▶ [What you will do] Tally the lines below that contain the word "this", then give the tally and nothing more.

▶ [Excerpts from an interface dataset]

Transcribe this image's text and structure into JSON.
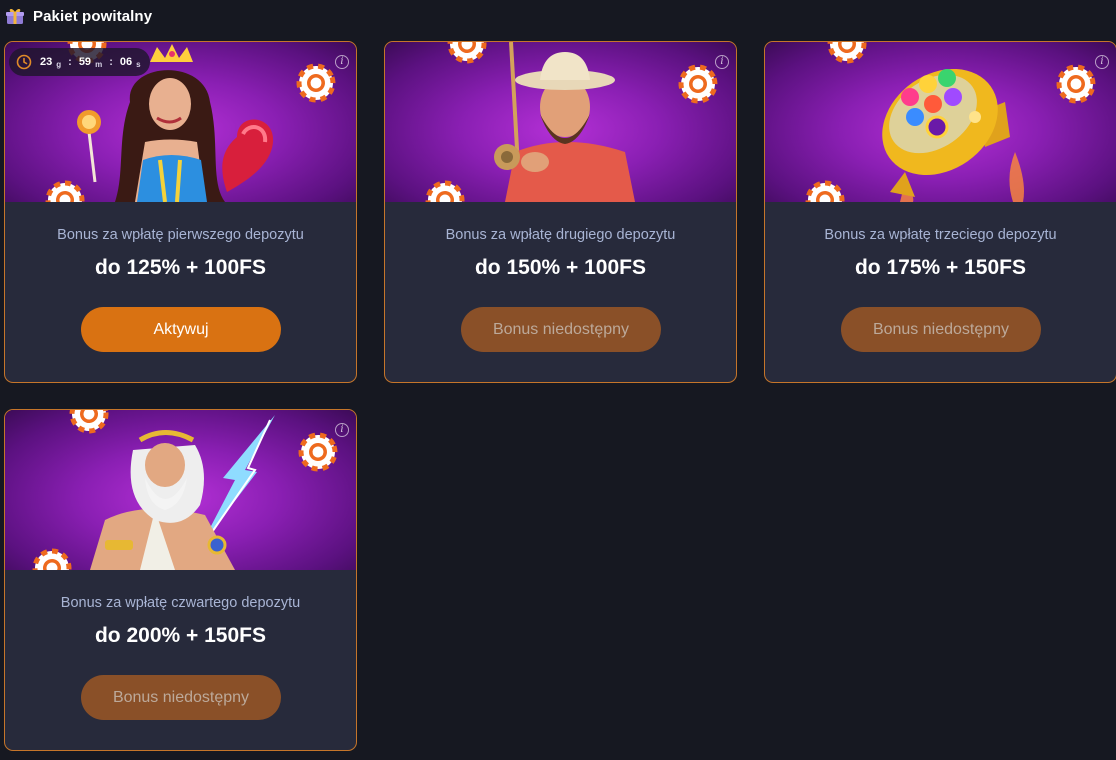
{
  "header": {
    "title": "Pakiet powitalny",
    "icon": "gift-icon"
  },
  "colors": {
    "accent": "#d97212",
    "disabled_button": "#8a5028",
    "card_border": "#c5752a",
    "card_bg": "#272a3b"
  },
  "cards": [
    {
      "timer": {
        "hours": "23",
        "hours_unit": "g",
        "minutes": "59",
        "minutes_unit": "m",
        "seconds": "06",
        "seconds_unit": "s"
      },
      "caption": "Bonus za wpłatę pierwszego depozytu",
      "amount": "do 125% + 100FS",
      "button": "Aktywuj",
      "button_state": "active",
      "art": "queen-character"
    },
    {
      "caption": "Bonus za wpłatę drugiego depozytu",
      "amount": "do 150% + 100FS",
      "button": "Bonus niedostępny",
      "button_state": "disabled",
      "art": "fisherman-character"
    },
    {
      "caption": "Bonus za wpłatę trzeciego depozytu",
      "amount": "do 175% + 150FS",
      "button": "Bonus niedostępny",
      "button_state": "disabled",
      "art": "rocket-character"
    },
    {
      "caption": "Bonus za wpłatę czwartego depozytu",
      "amount": "do 200% + 150FS",
      "button": "Bonus niedostępny",
      "button_state": "disabled",
      "art": "zeus-character"
    }
  ]
}
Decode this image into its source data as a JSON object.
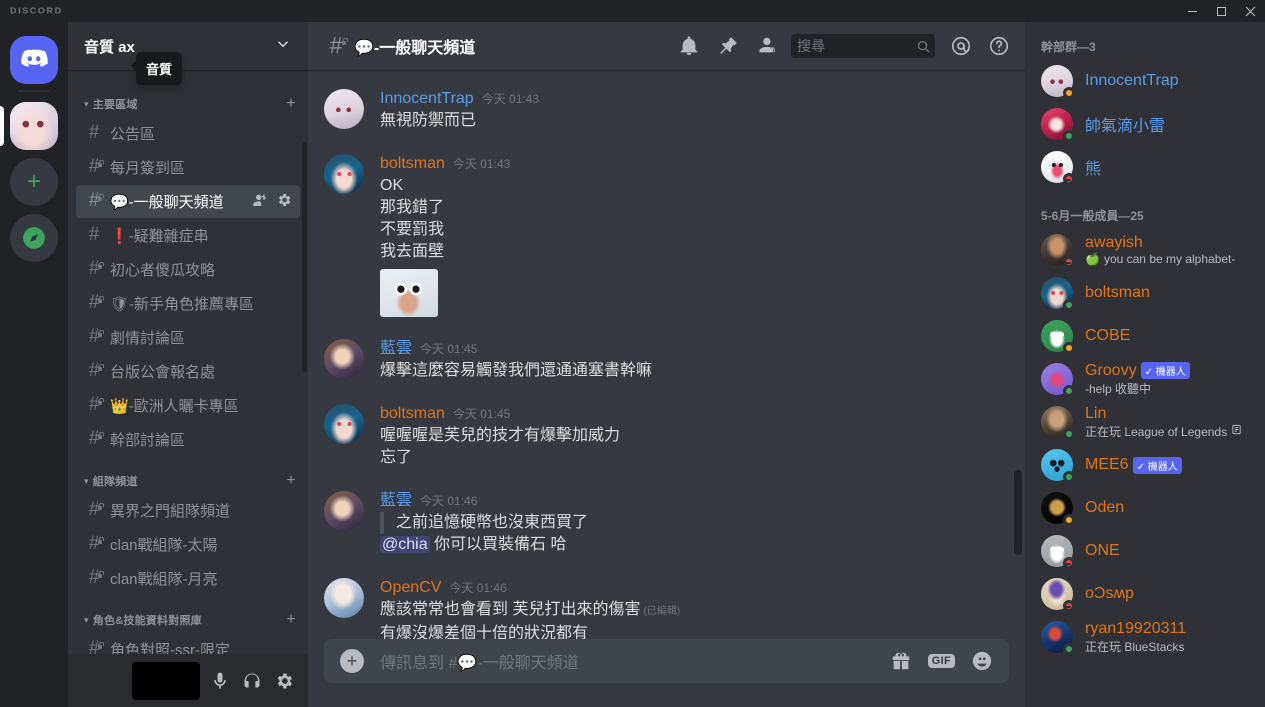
{
  "window": {
    "wordmark": "DISCORD",
    "minimize_label": "—",
    "maximize_label": "□",
    "close_label": "×"
  },
  "rail": {
    "home_name": "Discord",
    "add_server_label": "+",
    "explore_label": "compass"
  },
  "sidebar": {
    "server_name": "音質 ax",
    "server_tooltip": "音質",
    "categories": [
      {
        "label": "主要區域",
        "channels": [
          {
            "name": "公告區",
            "locked": false,
            "active": false
          },
          {
            "name": "每月簽到區",
            "locked": true,
            "active": false
          },
          {
            "name": "💬-一般聊天頻道",
            "locked": true,
            "active": true
          },
          {
            "name": "❗-疑難雜症串",
            "locked": false,
            "active": false
          },
          {
            "name": "初心者傻瓜攻略",
            "locked": true,
            "active": false
          },
          {
            "name": "🛡-新手角色推薦專區",
            "locked": true,
            "active": false
          },
          {
            "name": "劇情討論區",
            "locked": true,
            "active": false
          },
          {
            "name": "台版公會報名處",
            "locked": true,
            "active": false
          },
          {
            "name": "👑-歐洲人曬卡專區",
            "locked": true,
            "active": false
          },
          {
            "name": "幹部討論區",
            "locked": true,
            "active": false
          }
        ]
      },
      {
        "label": "組隊頻道",
        "channels": [
          {
            "name": "異界之門組隊頻道",
            "locked": true,
            "active": false
          },
          {
            "name": "clan戰組隊-太陽",
            "locked": true,
            "active": false
          },
          {
            "name": "clan戰組隊-月亮",
            "locked": true,
            "active": false
          }
        ]
      },
      {
        "label": "角色&技能資料對照庫",
        "channels": [
          {
            "name": "角色對照-ssr-限定",
            "locked": true,
            "active": false
          }
        ]
      }
    ],
    "add_channel_label": "+",
    "channel_settings_title": "編輯頻道",
    "channel_invite_title": "建立邀請"
  },
  "userpanel": {
    "name_redacted": true,
    "mute_title": "麥克風靜音",
    "deafen_title": "拒聽",
    "settings_title": "使用者設定"
  },
  "header": {
    "channel_name": "💬-一般聊天頻道",
    "notification_title": "通知設定",
    "pinned_title": "已釘選訊息",
    "members_title": "顯示成員名單",
    "search_placeholder": "搜尋",
    "inbox_title": "收件匣",
    "help_title": "幫助"
  },
  "messages": [
    {
      "author": "InnocentTrap",
      "color": "#5c9ce6",
      "timestamp": "今天 01:43",
      "lines": [
        "無視防禦而已"
      ],
      "avatar": "white-hair-anime",
      "sticker": false
    },
    {
      "author": "boltsman",
      "color": "#e0761a",
      "timestamp": "今天 01:43",
      "lines": [
        "OK",
        "那我錯了",
        "不要罰我",
        "我去面壁"
      ],
      "avatar": "blue-hair-anime",
      "sticker": true
    },
    {
      "author": "藍雲",
      "color": "#5c9ce6",
      "timestamp": "今天 01:45",
      "lines": [
        "爆擊這麼容易觸發我們還通通塞書幹嘛"
      ],
      "avatar": "brown-hair-anime",
      "sticker": false
    },
    {
      "author": "boltsman",
      "color": "#e0761a",
      "timestamp": "今天 01:45",
      "lines": [
        "喔喔喔是芙兒的技才有爆擊加威力",
        "忘了"
      ],
      "avatar": "blue-hair-anime",
      "sticker": false
    },
    {
      "author": "藍雲",
      "color": "#5c9ce6",
      "timestamp": "今天 01:46",
      "quote": "之前追憶硬幣也沒東西買了",
      "mention": "@chia",
      "mention_rest": " 你可以買裝備石 哈",
      "lines": [],
      "avatar": "brown-hair-anime",
      "sticker": false
    },
    {
      "author": "OpenCV",
      "color": "#e0761a",
      "timestamp": "今天 01:46",
      "lines": [
        "應該常常也會看到 芙兒打出來的傷害",
        "有爆沒爆差個十倍的狀況都有"
      ],
      "edited": "(已編輯)",
      "avatar": "doll-anime",
      "sticker": false
    }
  ],
  "composer": {
    "placeholder": "傳訊息到 #💬-一般聊天頻道",
    "add_label": "+",
    "gift_title": "送禮物",
    "gif_label": "GIF",
    "emoji_title": "表情符號"
  },
  "members": {
    "groups": [
      {
        "label": "幹部群—3",
        "members": [
          {
            "name": "InnocentTrap",
            "color": "#5c9ce6",
            "status": "idle",
            "sub": "",
            "bot": false,
            "avatar": "white-hair-anime"
          },
          {
            "name": "帥氣滴小雷",
            "color": "#5c9ce6",
            "status": "online",
            "sub": "",
            "bot": false,
            "avatar": "pink-hair-anime"
          },
          {
            "name": "熊",
            "color": "#5c9ce6",
            "status": "dnd",
            "sub": "",
            "bot": false,
            "avatar": "white-bear"
          }
        ]
      },
      {
        "label": "5-6月一般成員—25",
        "members": [
          {
            "name": "awayish",
            "color": "#e0761a",
            "status": "dnd",
            "sub": "you can be my alphabet-",
            "sub_emoji": "🍏",
            "bot": false,
            "avatar": "photo-person"
          },
          {
            "name": "boltsman",
            "color": "#e0761a",
            "status": "online",
            "sub": "",
            "bot": false,
            "avatar": "blue-hair-anime"
          },
          {
            "name": "COBE",
            "color": "#e0761a",
            "status": "idle",
            "sub": "",
            "bot": false,
            "avatar": "discord-green"
          },
          {
            "name": "Groovy",
            "color": "#e0761a",
            "status": "online",
            "sub": "-help 收聽中",
            "bot": true,
            "bot_label": "機器人",
            "avatar": "groovy-purple"
          },
          {
            "name": "Lin",
            "color": "#e0761a",
            "status": "online",
            "sub": "正在玩 League of Legends",
            "sub_icon": true,
            "bot": false,
            "avatar": "photo-person2"
          },
          {
            "name": "MEE6",
            "color": "#e0761a",
            "status": "online",
            "sub": "",
            "bot": true,
            "bot_label": "機器人",
            "avatar": "mee6-blue"
          },
          {
            "name": "Oden",
            "color": "#e0761a",
            "status": "idle",
            "sub": "",
            "bot": false,
            "avatar": "oden-black"
          },
          {
            "name": "ONE",
            "color": "#e0761a",
            "status": "dnd",
            "sub": "",
            "bot": false,
            "avatar": "discord-grey"
          },
          {
            "name": "oƆsʍp",
            "color": "#e0761a",
            "status": "dnd",
            "sub": "",
            "bot": false,
            "avatar": "santa-anime"
          },
          {
            "name": "ryan19920311",
            "color": "#e0761a",
            "status": "online",
            "sub": "正在玩 BlueStacks",
            "bot": false,
            "avatar": "blue-bird"
          }
        ]
      }
    ],
    "bot_check": "✓"
  },
  "colors": {
    "brand": "#5865f2",
    "online": "#3ba55d",
    "idle": "#faa61a",
    "dnd": "#ed4245",
    "bg_chat": "#36393f",
    "bg_sidebar": "#2f3136",
    "bg_rail": "#202225"
  }
}
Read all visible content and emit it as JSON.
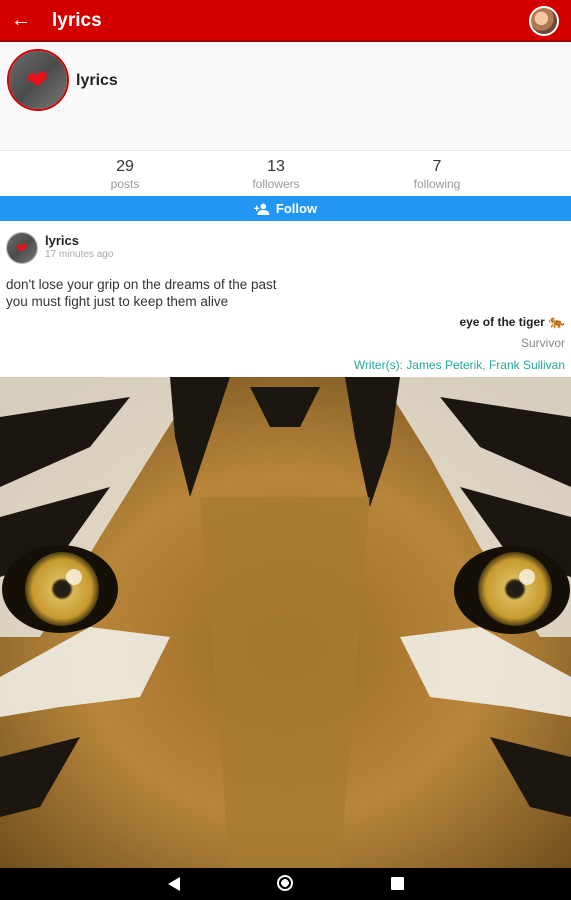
{
  "appbar": {
    "title": "lyrics",
    "back_icon": "arrow-left-icon"
  },
  "profile": {
    "name": "lyrics",
    "avatar_icon": "heart-icon"
  },
  "stats": {
    "posts": {
      "value": "29",
      "label": "posts"
    },
    "followers": {
      "value": "13",
      "label": "followers"
    },
    "following": {
      "value": "7",
      "label": "following"
    }
  },
  "follow_button": {
    "label": "Follow",
    "icon": "person-add-icon"
  },
  "post": {
    "author": "lyrics",
    "time": "17 minutes ago",
    "lyrics_line1": "don't lose your grip on the dreams of the past",
    "lyrics_line2": "you must fight just to keep them alive",
    "song": "eye of the tiger",
    "song_icon": "tiger-emoji",
    "artist": "Survivor",
    "writers": "Writer(s): James Peterik, Frank Sullivan",
    "image": "tiger-eyes-closeup"
  },
  "colors": {
    "appbar": "#d40000",
    "follow": "#2196f3",
    "writers": "#26a69a"
  }
}
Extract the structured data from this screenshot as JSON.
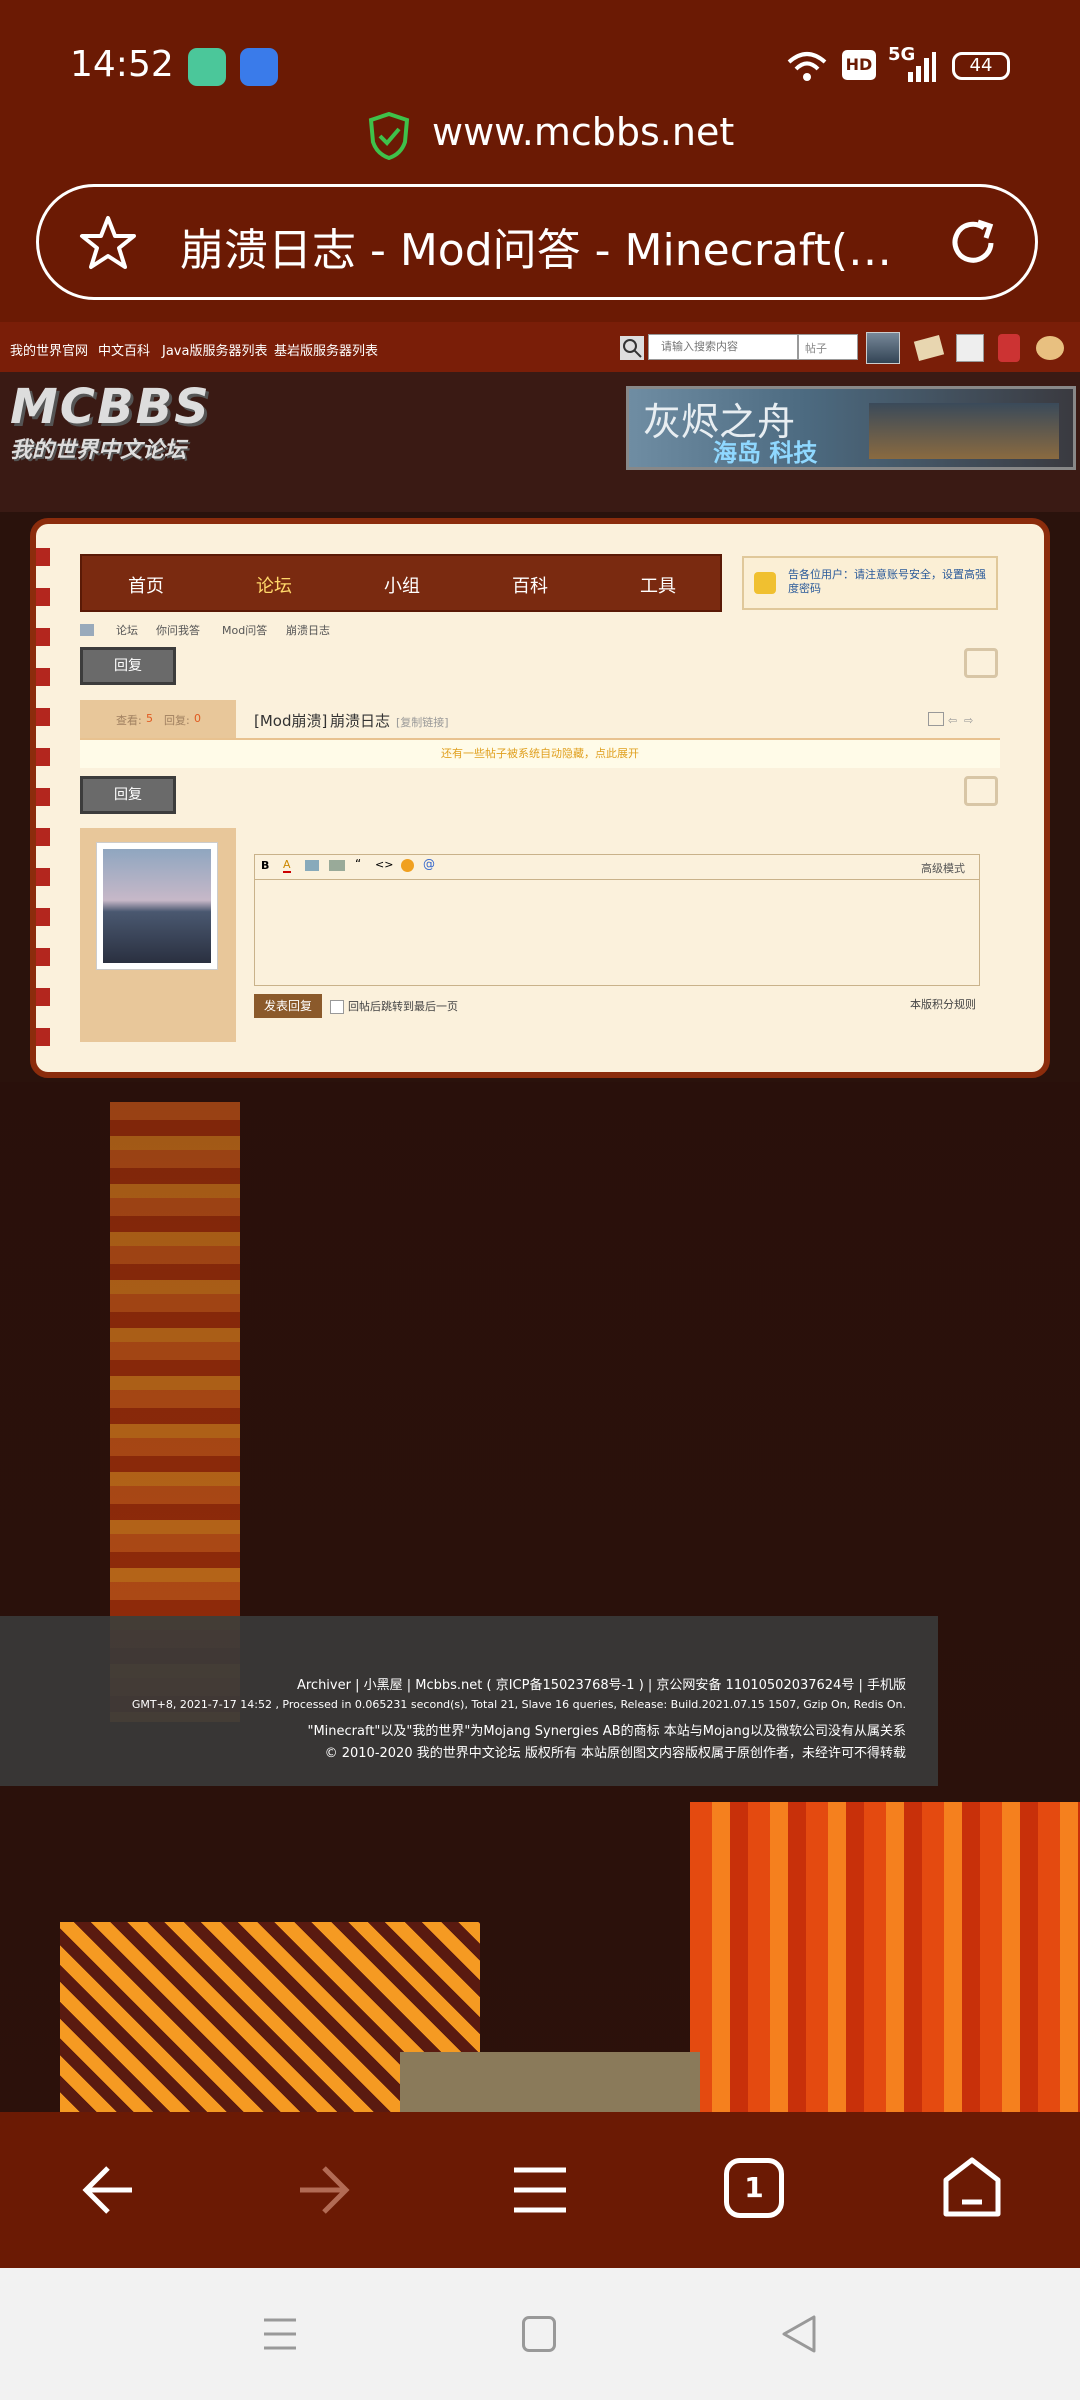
{
  "status_bar": {
    "time": "14:52",
    "battery": "44",
    "signal": "5G",
    "hd": "HD"
  },
  "browser": {
    "url": "www.mcbbs.net",
    "title": "崩溃日志 - Mod问答 - Minecraft(我…",
    "tab_count": "1"
  },
  "top_links": [
    "我的世界官网",
    "中文百科",
    "Java版服务器列表",
    "基岩版服务器列表"
  ],
  "search": {
    "placeholder": "请输入搜索内容",
    "scope": "帖子"
  },
  "banner": {
    "line1": "灰烬之舟",
    "line2": "海岛  科技"
  },
  "logo_text": "MCBBS 我的世界中文论坛",
  "nav": [
    "首页",
    "论坛",
    "小组",
    "百科",
    "工具"
  ],
  "notice": "告各位用户：请注意账号安全，设置高强度密码",
  "breadcrumb": [
    "论坛",
    "你问我答",
    "Mod问答",
    "崩溃日志"
  ],
  "reply_label": "回复",
  "thread": {
    "views_label": "查看:",
    "views": "5",
    "replies_label": "回复:",
    "replies": "0",
    "prefix": "[Mod崩溃]",
    "title": "崩溃日志",
    "copy_link": "[复制链接]"
  },
  "hidden_notice": "还有一些帖子被系统自动隐藏，点此展开",
  "editor": {
    "advanced": "高级模式",
    "submit": "发表回复",
    "jump_label": "回帖后跳转到最后一页",
    "rules": "本版积分规则"
  },
  "footer": {
    "line1": "Archiver | 小黑屋 | Mcbbs.net ( 京ICP备15023768号-1 ) | 京公网安备 11010502037624号 | 手机版",
    "line2": "GMT+8, 2021-7-17 14:52 , Processed in 0.065231 second(s), Total 21, Slave 16 queries, Release: Build.2021.07.15 1507, Gzip On, Redis On.",
    "line3": "\"Minecraft\"以及\"我的世界\"为Mojang Synergies AB的商标 本站与Mojang以及微软公司没有从属关系",
    "line4": "© 2010-2020 我的世界中文论坛 版权所有 本站原创图文内容版权属于原创作者，未经许可不得转载"
  }
}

▶ [Exercise output] 3